START SOURCE DATA

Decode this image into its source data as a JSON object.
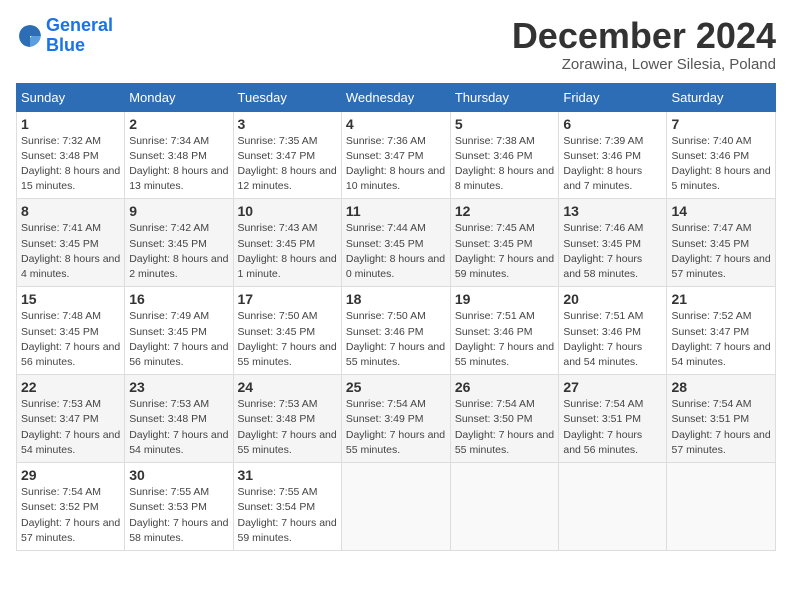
{
  "logo": {
    "line1": "General",
    "line2": "Blue"
  },
  "title": "December 2024",
  "subtitle": "Zorawina, Lower Silesia, Poland",
  "days_header": [
    "Sunday",
    "Monday",
    "Tuesday",
    "Wednesday",
    "Thursday",
    "Friday",
    "Saturday"
  ],
  "weeks": [
    [
      {
        "num": "1",
        "sunrise": "Sunrise: 7:32 AM",
        "sunset": "Sunset: 3:48 PM",
        "daylight": "Daylight: 8 hours and 15 minutes."
      },
      {
        "num": "2",
        "sunrise": "Sunrise: 7:34 AM",
        "sunset": "Sunset: 3:48 PM",
        "daylight": "Daylight: 8 hours and 13 minutes."
      },
      {
        "num": "3",
        "sunrise": "Sunrise: 7:35 AM",
        "sunset": "Sunset: 3:47 PM",
        "daylight": "Daylight: 8 hours and 12 minutes."
      },
      {
        "num": "4",
        "sunrise": "Sunrise: 7:36 AM",
        "sunset": "Sunset: 3:47 PM",
        "daylight": "Daylight: 8 hours and 10 minutes."
      },
      {
        "num": "5",
        "sunrise": "Sunrise: 7:38 AM",
        "sunset": "Sunset: 3:46 PM",
        "daylight": "Daylight: 8 hours and 8 minutes."
      },
      {
        "num": "6",
        "sunrise": "Sunrise: 7:39 AM",
        "sunset": "Sunset: 3:46 PM",
        "daylight": "Daylight: 8 hours and 7 minutes."
      },
      {
        "num": "7",
        "sunrise": "Sunrise: 7:40 AM",
        "sunset": "Sunset: 3:46 PM",
        "daylight": "Daylight: 8 hours and 5 minutes."
      }
    ],
    [
      {
        "num": "8",
        "sunrise": "Sunrise: 7:41 AM",
        "sunset": "Sunset: 3:45 PM",
        "daylight": "Daylight: 8 hours and 4 minutes."
      },
      {
        "num": "9",
        "sunrise": "Sunrise: 7:42 AM",
        "sunset": "Sunset: 3:45 PM",
        "daylight": "Daylight: 8 hours and 2 minutes."
      },
      {
        "num": "10",
        "sunrise": "Sunrise: 7:43 AM",
        "sunset": "Sunset: 3:45 PM",
        "daylight": "Daylight: 8 hours and 1 minute."
      },
      {
        "num": "11",
        "sunrise": "Sunrise: 7:44 AM",
        "sunset": "Sunset: 3:45 PM",
        "daylight": "Daylight: 8 hours and 0 minutes."
      },
      {
        "num": "12",
        "sunrise": "Sunrise: 7:45 AM",
        "sunset": "Sunset: 3:45 PM",
        "daylight": "Daylight: 7 hours and 59 minutes."
      },
      {
        "num": "13",
        "sunrise": "Sunrise: 7:46 AM",
        "sunset": "Sunset: 3:45 PM",
        "daylight": "Daylight: 7 hours and 58 minutes."
      },
      {
        "num": "14",
        "sunrise": "Sunrise: 7:47 AM",
        "sunset": "Sunset: 3:45 PM",
        "daylight": "Daylight: 7 hours and 57 minutes."
      }
    ],
    [
      {
        "num": "15",
        "sunrise": "Sunrise: 7:48 AM",
        "sunset": "Sunset: 3:45 PM",
        "daylight": "Daylight: 7 hours and 56 minutes."
      },
      {
        "num": "16",
        "sunrise": "Sunrise: 7:49 AM",
        "sunset": "Sunset: 3:45 PM",
        "daylight": "Daylight: 7 hours and 56 minutes."
      },
      {
        "num": "17",
        "sunrise": "Sunrise: 7:50 AM",
        "sunset": "Sunset: 3:45 PM",
        "daylight": "Daylight: 7 hours and 55 minutes."
      },
      {
        "num": "18",
        "sunrise": "Sunrise: 7:50 AM",
        "sunset": "Sunset: 3:46 PM",
        "daylight": "Daylight: 7 hours and 55 minutes."
      },
      {
        "num": "19",
        "sunrise": "Sunrise: 7:51 AM",
        "sunset": "Sunset: 3:46 PM",
        "daylight": "Daylight: 7 hours and 55 minutes."
      },
      {
        "num": "20",
        "sunrise": "Sunrise: 7:51 AM",
        "sunset": "Sunset: 3:46 PM",
        "daylight": "Daylight: 7 hours and 54 minutes."
      },
      {
        "num": "21",
        "sunrise": "Sunrise: 7:52 AM",
        "sunset": "Sunset: 3:47 PM",
        "daylight": "Daylight: 7 hours and 54 minutes."
      }
    ],
    [
      {
        "num": "22",
        "sunrise": "Sunrise: 7:53 AM",
        "sunset": "Sunset: 3:47 PM",
        "daylight": "Daylight: 7 hours and 54 minutes."
      },
      {
        "num": "23",
        "sunrise": "Sunrise: 7:53 AM",
        "sunset": "Sunset: 3:48 PM",
        "daylight": "Daylight: 7 hours and 54 minutes."
      },
      {
        "num": "24",
        "sunrise": "Sunrise: 7:53 AM",
        "sunset": "Sunset: 3:48 PM",
        "daylight": "Daylight: 7 hours and 55 minutes."
      },
      {
        "num": "25",
        "sunrise": "Sunrise: 7:54 AM",
        "sunset": "Sunset: 3:49 PM",
        "daylight": "Daylight: 7 hours and 55 minutes."
      },
      {
        "num": "26",
        "sunrise": "Sunrise: 7:54 AM",
        "sunset": "Sunset: 3:50 PM",
        "daylight": "Daylight: 7 hours and 55 minutes."
      },
      {
        "num": "27",
        "sunrise": "Sunrise: 7:54 AM",
        "sunset": "Sunset: 3:51 PM",
        "daylight": "Daylight: 7 hours and 56 minutes."
      },
      {
        "num": "28",
        "sunrise": "Sunrise: 7:54 AM",
        "sunset": "Sunset: 3:51 PM",
        "daylight": "Daylight: 7 hours and 57 minutes."
      }
    ],
    [
      {
        "num": "29",
        "sunrise": "Sunrise: 7:54 AM",
        "sunset": "Sunset: 3:52 PM",
        "daylight": "Daylight: 7 hours and 57 minutes."
      },
      {
        "num": "30",
        "sunrise": "Sunrise: 7:55 AM",
        "sunset": "Sunset: 3:53 PM",
        "daylight": "Daylight: 7 hours and 58 minutes."
      },
      {
        "num": "31",
        "sunrise": "Sunrise: 7:55 AM",
        "sunset": "Sunset: 3:54 PM",
        "daylight": "Daylight: 7 hours and 59 minutes."
      },
      null,
      null,
      null,
      null
    ]
  ]
}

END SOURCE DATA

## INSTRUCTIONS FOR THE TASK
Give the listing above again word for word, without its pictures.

## WORKED SOLUTION
Decode this image into its source data as a JSON object.
{
  "logo": {
    "line1": "General",
    "line2": "Blue"
  },
  "title": "December 2024",
  "subtitle": "Zorawina, Lower Silesia, Poland",
  "days_header": [
    "Sunday",
    "Monday",
    "Tuesday",
    "Wednesday",
    "Thursday",
    "Friday",
    "Saturday"
  ],
  "weeks": [
    [
      {
        "num": "1",
        "sunrise": "Sunrise: 7:32 AM",
        "sunset": "Sunset: 3:48 PM",
        "daylight": "Daylight: 8 hours and 15 minutes."
      },
      {
        "num": "2",
        "sunrise": "Sunrise: 7:34 AM",
        "sunset": "Sunset: 3:48 PM",
        "daylight": "Daylight: 8 hours and 13 minutes."
      },
      {
        "num": "3",
        "sunrise": "Sunrise: 7:35 AM",
        "sunset": "Sunset: 3:47 PM",
        "daylight": "Daylight: 8 hours and 12 minutes."
      },
      {
        "num": "4",
        "sunrise": "Sunrise: 7:36 AM",
        "sunset": "Sunset: 3:47 PM",
        "daylight": "Daylight: 8 hours and 10 minutes."
      },
      {
        "num": "5",
        "sunrise": "Sunrise: 7:38 AM",
        "sunset": "Sunset: 3:46 PM",
        "daylight": "Daylight: 8 hours and 8 minutes."
      },
      {
        "num": "6",
        "sunrise": "Sunrise: 7:39 AM",
        "sunset": "Sunset: 3:46 PM",
        "daylight": "Daylight: 8 hours and 7 minutes."
      },
      {
        "num": "7",
        "sunrise": "Sunrise: 7:40 AM",
        "sunset": "Sunset: 3:46 PM",
        "daylight": "Daylight: 8 hours and 5 minutes."
      }
    ],
    [
      {
        "num": "8",
        "sunrise": "Sunrise: 7:41 AM",
        "sunset": "Sunset: 3:45 PM",
        "daylight": "Daylight: 8 hours and 4 minutes."
      },
      {
        "num": "9",
        "sunrise": "Sunrise: 7:42 AM",
        "sunset": "Sunset: 3:45 PM",
        "daylight": "Daylight: 8 hours and 2 minutes."
      },
      {
        "num": "10",
        "sunrise": "Sunrise: 7:43 AM",
        "sunset": "Sunset: 3:45 PM",
        "daylight": "Daylight: 8 hours and 1 minute."
      },
      {
        "num": "11",
        "sunrise": "Sunrise: 7:44 AM",
        "sunset": "Sunset: 3:45 PM",
        "daylight": "Daylight: 8 hours and 0 minutes."
      },
      {
        "num": "12",
        "sunrise": "Sunrise: 7:45 AM",
        "sunset": "Sunset: 3:45 PM",
        "daylight": "Daylight: 7 hours and 59 minutes."
      },
      {
        "num": "13",
        "sunrise": "Sunrise: 7:46 AM",
        "sunset": "Sunset: 3:45 PM",
        "daylight": "Daylight: 7 hours and 58 minutes."
      },
      {
        "num": "14",
        "sunrise": "Sunrise: 7:47 AM",
        "sunset": "Sunset: 3:45 PM",
        "daylight": "Daylight: 7 hours and 57 minutes."
      }
    ],
    [
      {
        "num": "15",
        "sunrise": "Sunrise: 7:48 AM",
        "sunset": "Sunset: 3:45 PM",
        "daylight": "Daylight: 7 hours and 56 minutes."
      },
      {
        "num": "16",
        "sunrise": "Sunrise: 7:49 AM",
        "sunset": "Sunset: 3:45 PM",
        "daylight": "Daylight: 7 hours and 56 minutes."
      },
      {
        "num": "17",
        "sunrise": "Sunrise: 7:50 AM",
        "sunset": "Sunset: 3:45 PM",
        "daylight": "Daylight: 7 hours and 55 minutes."
      },
      {
        "num": "18",
        "sunrise": "Sunrise: 7:50 AM",
        "sunset": "Sunset: 3:46 PM",
        "daylight": "Daylight: 7 hours and 55 minutes."
      },
      {
        "num": "19",
        "sunrise": "Sunrise: 7:51 AM",
        "sunset": "Sunset: 3:46 PM",
        "daylight": "Daylight: 7 hours and 55 minutes."
      },
      {
        "num": "20",
        "sunrise": "Sunrise: 7:51 AM",
        "sunset": "Sunset: 3:46 PM",
        "daylight": "Daylight: 7 hours and 54 minutes."
      },
      {
        "num": "21",
        "sunrise": "Sunrise: 7:52 AM",
        "sunset": "Sunset: 3:47 PM",
        "daylight": "Daylight: 7 hours and 54 minutes."
      }
    ],
    [
      {
        "num": "22",
        "sunrise": "Sunrise: 7:53 AM",
        "sunset": "Sunset: 3:47 PM",
        "daylight": "Daylight: 7 hours and 54 minutes."
      },
      {
        "num": "23",
        "sunrise": "Sunrise: 7:53 AM",
        "sunset": "Sunset: 3:48 PM",
        "daylight": "Daylight: 7 hours and 54 minutes."
      },
      {
        "num": "24",
        "sunrise": "Sunrise: 7:53 AM",
        "sunset": "Sunset: 3:48 PM",
        "daylight": "Daylight: 7 hours and 55 minutes."
      },
      {
        "num": "25",
        "sunrise": "Sunrise: 7:54 AM",
        "sunset": "Sunset: 3:49 PM",
        "daylight": "Daylight: 7 hours and 55 minutes."
      },
      {
        "num": "26",
        "sunrise": "Sunrise: 7:54 AM",
        "sunset": "Sunset: 3:50 PM",
        "daylight": "Daylight: 7 hours and 55 minutes."
      },
      {
        "num": "27",
        "sunrise": "Sunrise: 7:54 AM",
        "sunset": "Sunset: 3:51 PM",
        "daylight": "Daylight: 7 hours and 56 minutes."
      },
      {
        "num": "28",
        "sunrise": "Sunrise: 7:54 AM",
        "sunset": "Sunset: 3:51 PM",
        "daylight": "Daylight: 7 hours and 57 minutes."
      }
    ],
    [
      {
        "num": "29",
        "sunrise": "Sunrise: 7:54 AM",
        "sunset": "Sunset: 3:52 PM",
        "daylight": "Daylight: 7 hours and 57 minutes."
      },
      {
        "num": "30",
        "sunrise": "Sunrise: 7:55 AM",
        "sunset": "Sunset: 3:53 PM",
        "daylight": "Daylight: 7 hours and 58 minutes."
      },
      {
        "num": "31",
        "sunrise": "Sunrise: 7:55 AM",
        "sunset": "Sunset: 3:54 PM",
        "daylight": "Daylight: 7 hours and 59 minutes."
      },
      null,
      null,
      null,
      null
    ]
  ]
}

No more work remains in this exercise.